It turned out to be, well, not enlightening, exactly, but interesting enough that I started taking notes. Much easier to do that when you're not playing or DMing, actually. That, in fact, was interesting enough: the opportunity to really see what was going on in a session, and notice a lot more than I usually do when immersed in it myself.
For reference purposes, the group consisted of the DM, the DM's girlfriend, the DM's brother, the DM's brother's girlfriend, and the ex-Traveller player.
- The DM rolled treasure at the table, in the open, off the DMG charts, adjusting the treasure for monster type. (In this case, an ooze, that had 10% coins.)
- He calculated XP at the table the same way, right after the fight in question, and noted that he hadn't remembered how much work it was. (Which didn't surprise me. Oh, do I ever not miss the CR system.) He also said that it didn't really matter anyway because he was going to up them to 4th level at "the end of the tunnel," but went ahead and calculated XP and handed it out all the same.
- As usual, I showed up just after they fought the gelatinous cube. I am perpetually hearing stories about fighting gelatinous cubes, but have never actually been present for one.
- They had a number of health restoring abilities, one of which I'm guessing was a dragon shaman aura, (I know the party consisted of at least a knight, a duskblade, and what I suspect was a warlock -- whatever she was, she had spider climb at will) and one of which was provided by a magic item ("a jewel") that the DM's girlfriend's character had.
- The DM's girlfriend hadn't played D&D before this campaign, which had only been going on a few sessions. This was pretty obvious; he explained things to her a couple of times, and rolled dice for her at least once.

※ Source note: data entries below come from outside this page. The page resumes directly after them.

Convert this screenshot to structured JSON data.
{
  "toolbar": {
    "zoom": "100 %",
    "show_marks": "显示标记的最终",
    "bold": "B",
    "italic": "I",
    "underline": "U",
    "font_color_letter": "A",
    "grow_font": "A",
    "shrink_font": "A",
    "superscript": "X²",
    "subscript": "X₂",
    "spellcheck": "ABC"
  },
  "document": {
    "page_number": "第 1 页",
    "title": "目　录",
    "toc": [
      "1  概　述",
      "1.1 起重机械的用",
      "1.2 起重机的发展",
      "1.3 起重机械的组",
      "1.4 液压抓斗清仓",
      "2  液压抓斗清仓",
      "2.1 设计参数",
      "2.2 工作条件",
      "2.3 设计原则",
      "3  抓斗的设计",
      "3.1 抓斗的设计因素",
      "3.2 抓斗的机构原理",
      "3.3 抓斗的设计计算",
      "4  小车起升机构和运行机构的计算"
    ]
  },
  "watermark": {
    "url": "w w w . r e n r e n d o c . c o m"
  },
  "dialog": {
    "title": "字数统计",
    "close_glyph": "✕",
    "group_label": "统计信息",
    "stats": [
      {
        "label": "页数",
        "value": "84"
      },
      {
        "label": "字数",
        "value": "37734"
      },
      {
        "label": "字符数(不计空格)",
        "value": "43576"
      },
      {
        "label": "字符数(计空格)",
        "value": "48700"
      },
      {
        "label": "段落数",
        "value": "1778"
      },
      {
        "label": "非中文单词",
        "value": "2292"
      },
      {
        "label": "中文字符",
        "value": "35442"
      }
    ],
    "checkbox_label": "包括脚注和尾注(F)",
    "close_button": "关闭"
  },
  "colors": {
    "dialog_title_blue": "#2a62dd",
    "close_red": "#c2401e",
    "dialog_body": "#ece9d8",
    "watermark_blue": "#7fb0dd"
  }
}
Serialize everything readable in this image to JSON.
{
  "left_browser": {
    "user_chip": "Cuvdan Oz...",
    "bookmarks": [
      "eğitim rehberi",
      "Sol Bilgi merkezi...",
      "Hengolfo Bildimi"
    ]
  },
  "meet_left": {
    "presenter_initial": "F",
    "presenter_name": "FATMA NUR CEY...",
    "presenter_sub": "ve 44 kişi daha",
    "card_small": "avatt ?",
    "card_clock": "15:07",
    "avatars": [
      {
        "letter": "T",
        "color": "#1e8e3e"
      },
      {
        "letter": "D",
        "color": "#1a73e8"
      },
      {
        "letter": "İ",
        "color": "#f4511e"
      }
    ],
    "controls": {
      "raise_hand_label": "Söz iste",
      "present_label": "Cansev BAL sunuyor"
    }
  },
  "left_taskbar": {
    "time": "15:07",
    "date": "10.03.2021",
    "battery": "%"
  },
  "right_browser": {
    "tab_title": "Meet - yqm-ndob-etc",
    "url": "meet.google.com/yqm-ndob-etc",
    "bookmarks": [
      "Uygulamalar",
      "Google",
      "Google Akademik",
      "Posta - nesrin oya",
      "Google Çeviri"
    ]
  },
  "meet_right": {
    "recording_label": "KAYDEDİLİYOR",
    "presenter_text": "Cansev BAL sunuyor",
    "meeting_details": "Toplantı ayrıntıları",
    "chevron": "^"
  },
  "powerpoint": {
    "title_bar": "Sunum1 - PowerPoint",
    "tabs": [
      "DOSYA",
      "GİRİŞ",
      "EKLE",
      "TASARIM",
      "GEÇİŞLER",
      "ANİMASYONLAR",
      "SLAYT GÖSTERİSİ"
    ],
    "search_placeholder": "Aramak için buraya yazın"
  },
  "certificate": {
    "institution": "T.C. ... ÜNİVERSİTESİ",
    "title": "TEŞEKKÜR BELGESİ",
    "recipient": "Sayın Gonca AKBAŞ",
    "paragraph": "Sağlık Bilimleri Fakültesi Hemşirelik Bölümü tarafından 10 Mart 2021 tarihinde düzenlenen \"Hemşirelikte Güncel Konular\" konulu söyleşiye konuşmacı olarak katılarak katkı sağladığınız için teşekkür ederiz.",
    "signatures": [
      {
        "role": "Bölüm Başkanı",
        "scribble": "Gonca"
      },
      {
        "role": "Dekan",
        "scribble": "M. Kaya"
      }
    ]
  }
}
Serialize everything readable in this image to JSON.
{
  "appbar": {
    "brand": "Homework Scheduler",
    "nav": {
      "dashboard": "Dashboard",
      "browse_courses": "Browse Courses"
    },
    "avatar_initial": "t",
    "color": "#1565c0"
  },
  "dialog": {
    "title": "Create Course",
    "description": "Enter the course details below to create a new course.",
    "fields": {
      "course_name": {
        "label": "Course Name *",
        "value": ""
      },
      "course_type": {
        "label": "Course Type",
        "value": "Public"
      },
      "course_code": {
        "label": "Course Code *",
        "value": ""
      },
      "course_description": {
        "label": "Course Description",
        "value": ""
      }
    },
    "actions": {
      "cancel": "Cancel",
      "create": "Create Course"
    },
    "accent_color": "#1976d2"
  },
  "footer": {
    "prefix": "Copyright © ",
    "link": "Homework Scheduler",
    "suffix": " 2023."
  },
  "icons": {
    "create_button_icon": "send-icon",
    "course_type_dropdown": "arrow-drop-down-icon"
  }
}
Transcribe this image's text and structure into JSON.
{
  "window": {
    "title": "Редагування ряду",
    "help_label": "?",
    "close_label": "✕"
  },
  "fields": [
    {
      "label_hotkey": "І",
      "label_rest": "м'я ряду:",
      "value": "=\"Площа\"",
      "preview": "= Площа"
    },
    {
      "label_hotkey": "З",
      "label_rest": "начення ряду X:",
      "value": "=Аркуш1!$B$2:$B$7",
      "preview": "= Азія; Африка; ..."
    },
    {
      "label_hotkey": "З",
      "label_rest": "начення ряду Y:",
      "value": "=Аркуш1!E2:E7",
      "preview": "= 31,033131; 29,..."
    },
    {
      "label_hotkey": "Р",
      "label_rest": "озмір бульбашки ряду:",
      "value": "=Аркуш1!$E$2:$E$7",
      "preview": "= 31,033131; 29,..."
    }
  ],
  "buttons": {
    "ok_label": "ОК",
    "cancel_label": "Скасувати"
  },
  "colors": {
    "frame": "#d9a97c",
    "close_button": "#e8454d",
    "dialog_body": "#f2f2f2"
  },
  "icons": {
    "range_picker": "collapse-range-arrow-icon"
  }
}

She also didn't speak up much; the other characters were much more active in interacting with things.
- Lots of filthy jokes.
- They'd fought the slime for some ettercaps, in exchange for their freeing a few "human prisoners" (as the Traveller player explained to me) who turned out to be a dwarven cleric and an elven rogue. The dwarven cleric "healed the party," in what was pretty clearly a DM hand wave to get the party back to full health, and then the two of them gave the party 200 gp and a potion of flammable oil.
- The party decided to give the potion to the knight, on account of him being the character who could get the most use out of it.
- The dwarven cleric and elven rogue had just come from the other end of the tunnel, the dungeon that the party had heard had treasure and was trying to get to. As they were leaving to go back the other way, towards the town the party had come from, the Traveller player (finally!) asked if they had any information about said dungeon. They didn't. The DM said a few things about how all they'd seen was the pit they fell into when the ettercaps got them.
- Neither the dwarf nor the elf had names. The DM didn't supply any, and the party didn't ask.
- The next one was a puzzle of some kind. Interacting with it made everything worse: sleep spells, spikes, and then the room filled with lava. They turned it off by rolling a Search check, whereupon the DM told them about the switch that reset everything.
- By the time they'd set of the third or fourth trap, I wondered, "Why don't they just back off and find something else to mess with?" Then I remembered that the whole thing, being a tunnel, was a straight line: they had no where else to go.
- Then they rolled another Search check, and the DM told them what they needed to do to solve the puzzle.
- Accidentally filling a room full of lava is fun. Especially if it's mostly one player's fault and the rest of them can make fun of him for it.
- Arcane spell failure made the spell in question misfire rather than just fizzle.
- No one was quite sure how to calculate a spell DC. I spoke up at that point, but probably shouldn't have; it would have been interesting to see the solution they came to on their own, and how long it took.
Best quote: "Oh Ettercaptain, my Ettercaptain."
I'm going to have to find out if the dungeon they're headed for turns out to be as ridiculously linear as the tunnel was. Which shouldn't be too hard, since boytoy lives with one member of the group, and I have classes with the DM. It made sense considering that it was tunnel, but I still feel very strongly that a dungeon ought not to be linear, and watching this session more or less confirmed that idea.
I'm very, very tempted to write up another dungeon for Swords & Wizardry, taking into account what I learned from the megadungeon about organizing my notes, and invite this crowd, the rest of the players from the Traveller game, and the group that I've heard plays Vampire: the Masquerade for a proper dungeon-crawling experience.
On the other side of the spectrum, I'm not entirely sure why they weren't playing 4e D&D. The DM's brother I know, from previous conversations, has an intense dislike for the system, but I suspect that they would have found the healing surge system useful. (It was fascinating watching the way healing happened in that game; to my eye, it looked like they'd patched together a less elegant solution to the problems that the healing surge system is intended to address.) Moreover, they were mostly playing as a series of encounters strung together with the occasional talky bit, so there wasn't much that 4e would have interfered with. Probably just a matter of familiarity, I suppose. Or due to an issue that didn't come up in this session.
Overall, though, they were clearly having fun. Philosophical objections aside, the DM was entertaining, and good at keeping things moving. And the players were all into it and enjoying the game. Which is really what matters.